The Tobacco Institute of India, a body of tobacco farmers and manufacturing companies, has termed the government decision as excessive, and one that could impact the income of the thousands of people associated with the industry.
However, the World Health Organisation (WHO), while terming the debate as worrisome, backed the decision of the Indian government on increasing the size of the pictorial warnings.
The doctors, meanwhile, urged PM Modi to step in to prevent the tobacco lobby from subverting the anti-tobacco measures by the government.
They signed a petition, which said, "We are committed to this important public health issue. It is unfortunate that the panel report is ignoring health of billions for the benefit of a few."
The letter reminded Modi of his pledge to spread awareness on the risks of tobacco consumption in India.
"The Facebook message of Modi shows his personal commitment for this important public health issue. Plethora of medical evidence has proven beyond doubt that tobacco is the only consumer product that has no good use, and causes disease, disability and death. We are very hopeful that he will do the best for the health of the nation," Pankaj Chaturvedi, professor and surgeon at Tata Memorial Hospital was quoted as saying by the Indian Express.

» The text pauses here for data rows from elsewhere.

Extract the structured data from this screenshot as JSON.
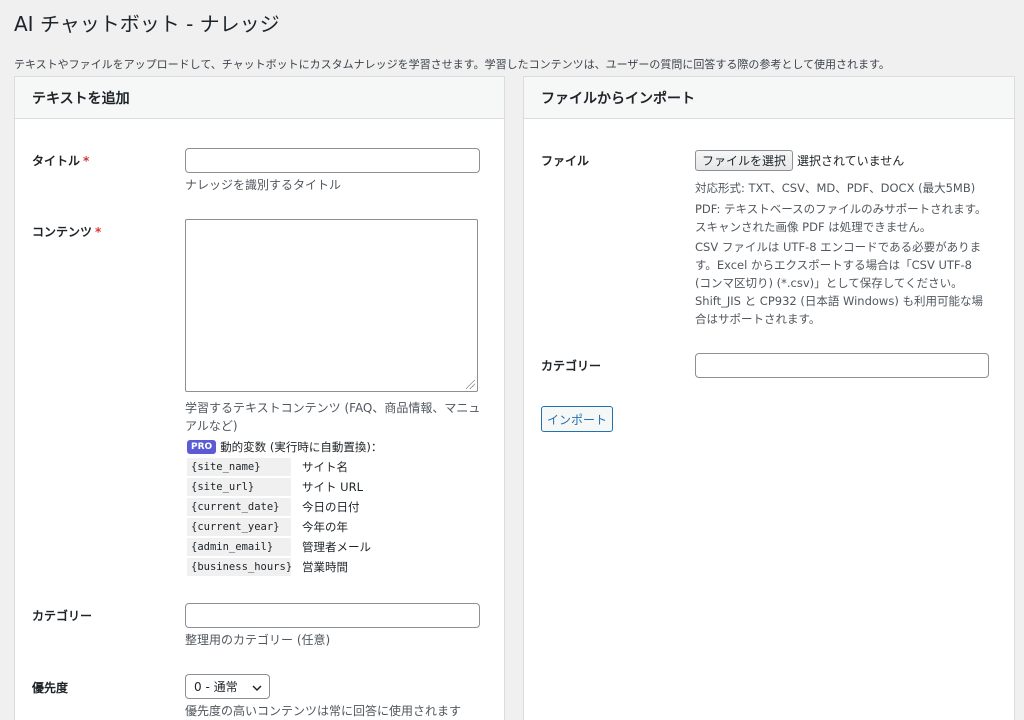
{
  "page": {
    "title": "AI チャットボット - ナレッジ",
    "description": "テキストやファイルをアップロードして、チャットボットにカスタムナレッジを学習させます。学習したコンテンツは、ユーザーの質問に回答する際の参考として使用されます。"
  },
  "left_card": {
    "header": "テキストを追加",
    "title_label": "タイトル",
    "required_mark": "*",
    "title_value": "",
    "title_help": "ナレッジを識別するタイトル",
    "content_label": "コンテンツ",
    "content_value": "",
    "content_help_line1": "学習するテキストコンテンツ (FAQ、商品情報、マニュ",
    "content_help_line2": "アルなど)",
    "pro_badge": "PRO",
    "dynamic_vars_label": "動的変数 (実行時に自動置換)：",
    "variables": [
      {
        "code": "{site_name}",
        "desc": "サイト名"
      },
      {
        "code": "{site_url}",
        "desc": "サイト URL"
      },
      {
        "code": "{current_date}",
        "desc": "今日の日付"
      },
      {
        "code": "{current_year}",
        "desc": "今年の年"
      },
      {
        "code": "{admin_email}",
        "desc": "管理者メール"
      },
      {
        "code": "{business_hours}",
        "desc": "営業時間"
      }
    ],
    "category_label": "カテゴリー",
    "category_value": "",
    "category_help": "整理用のカテゴリー (任意)",
    "priority_label": "優先度",
    "priority_selected": "0 - 通常",
    "priority_help": "優先度の高いコンテンツは常に回答に使用されます"
  },
  "right_card": {
    "header": "ファイルからインポート",
    "file_label": "ファイル",
    "choose_file_button": "ファイルを選択",
    "no_file_text": "選択されていません",
    "formats_help": "対応形式: TXT、CSV、MD、PDF、DOCX (最大5MB)",
    "pdf_help_line1": "PDF: テキストベースのファイルのみサポートされます。",
    "pdf_help_line2": "スキャンされた画像 PDF は処理できません。",
    "csv_help_line1": "CSV ファイルは UTF-8 エンコードである必要がありま",
    "csv_help_line2": "す。Excel からエクスポートする場合は「CSV UTF-8",
    "csv_help_line3": "(コンマ区切り) (*.csv)」として保存してください。",
    "csv_help_line4": "Shift_JIS と CP932 (日本語 Windows) も利用可能な場",
    "csv_help_line5": "合はサポートされます。",
    "category_label": "カテゴリー",
    "category_value": "",
    "import_button": "インポート"
  }
}
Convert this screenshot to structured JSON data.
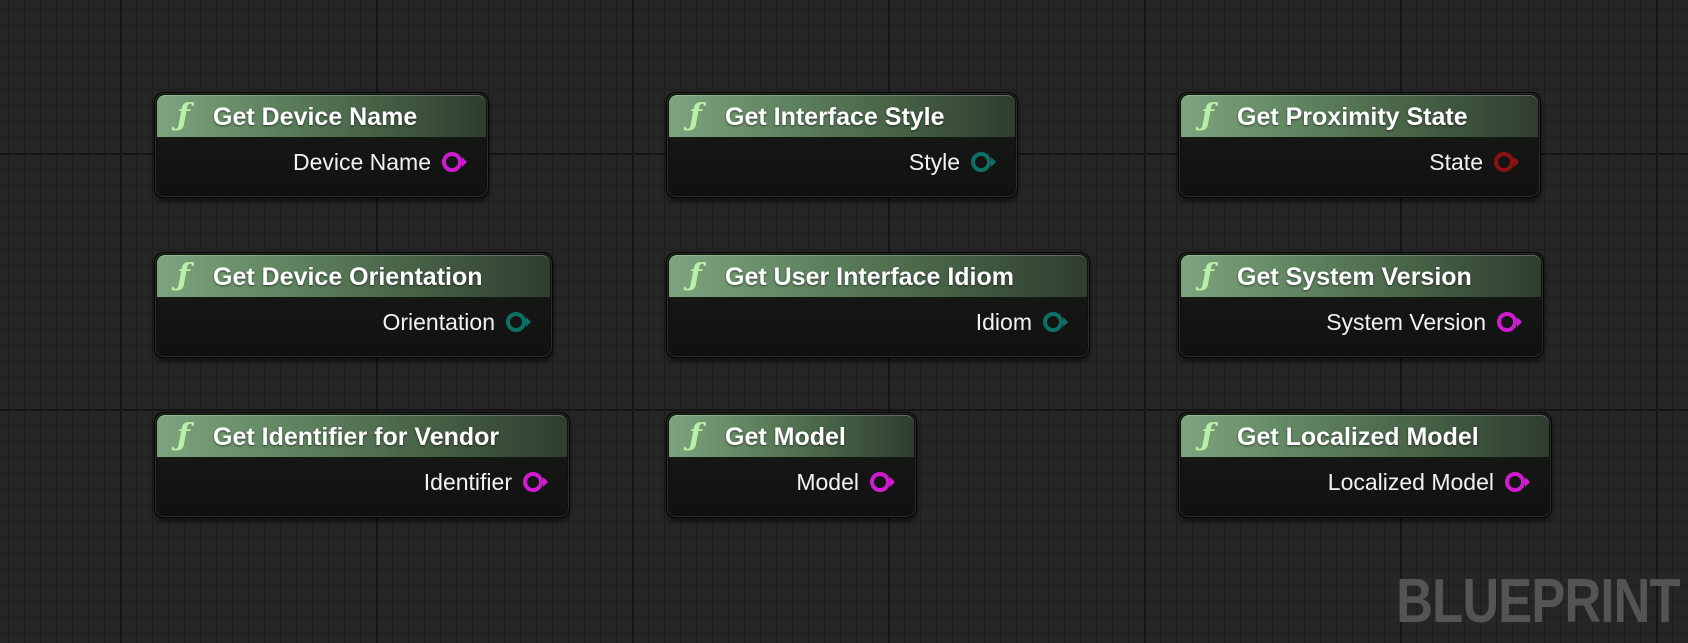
{
  "graph": {
    "nodes": [
      {
        "title": "Get Device Name",
        "output": {
          "label": "Device Name",
          "pin_color": "#d11bd1"
        }
      },
      {
        "title": "Get Interface Style",
        "output": {
          "label": "Style",
          "pin_color": "#0e6f67"
        }
      },
      {
        "title": "Get Proximity State",
        "output": {
          "label": "State",
          "pin_color": "#8a1212"
        }
      },
      {
        "title": "Get Device Orientation",
        "output": {
          "label": "Orientation",
          "pin_color": "#0e6f67"
        }
      },
      {
        "title": "Get User Interface Idiom",
        "output": {
          "label": "Idiom",
          "pin_color": "#0e6f67"
        }
      },
      {
        "title": "Get System Version",
        "output": {
          "label": "System Version",
          "pin_color": "#d11bd1"
        }
      },
      {
        "title": "Get Identifier for Vendor",
        "output": {
          "label": "Identifier",
          "pin_color": "#d11bd1"
        }
      },
      {
        "title": "Get Model",
        "output": {
          "label": "Model",
          "pin_color": "#d11bd1"
        }
      },
      {
        "title": "Get Localized Model",
        "output": {
          "label": "Localized Model",
          "pin_color": "#d11bd1"
        }
      }
    ]
  },
  "icons": {
    "function": "function-icon",
    "output_pin": "output-pin-icon"
  },
  "colors": {
    "header_green": "#5e825f",
    "string_pin": "#d11bd1",
    "enum_pin": "#0e6f67",
    "state_pin": "#8a1212"
  },
  "watermark": "BLUEPRINT"
}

"At least 10 lakh Indians die every year because of tobacco and at least 50 percent cancers are attributable to tobacco. I am sure the government knows the staggering statistics and is serious about tobacco control," said Sanjay Seth, chief of operations of Voice of Tobacco Victims campaign, according to the Indian Express.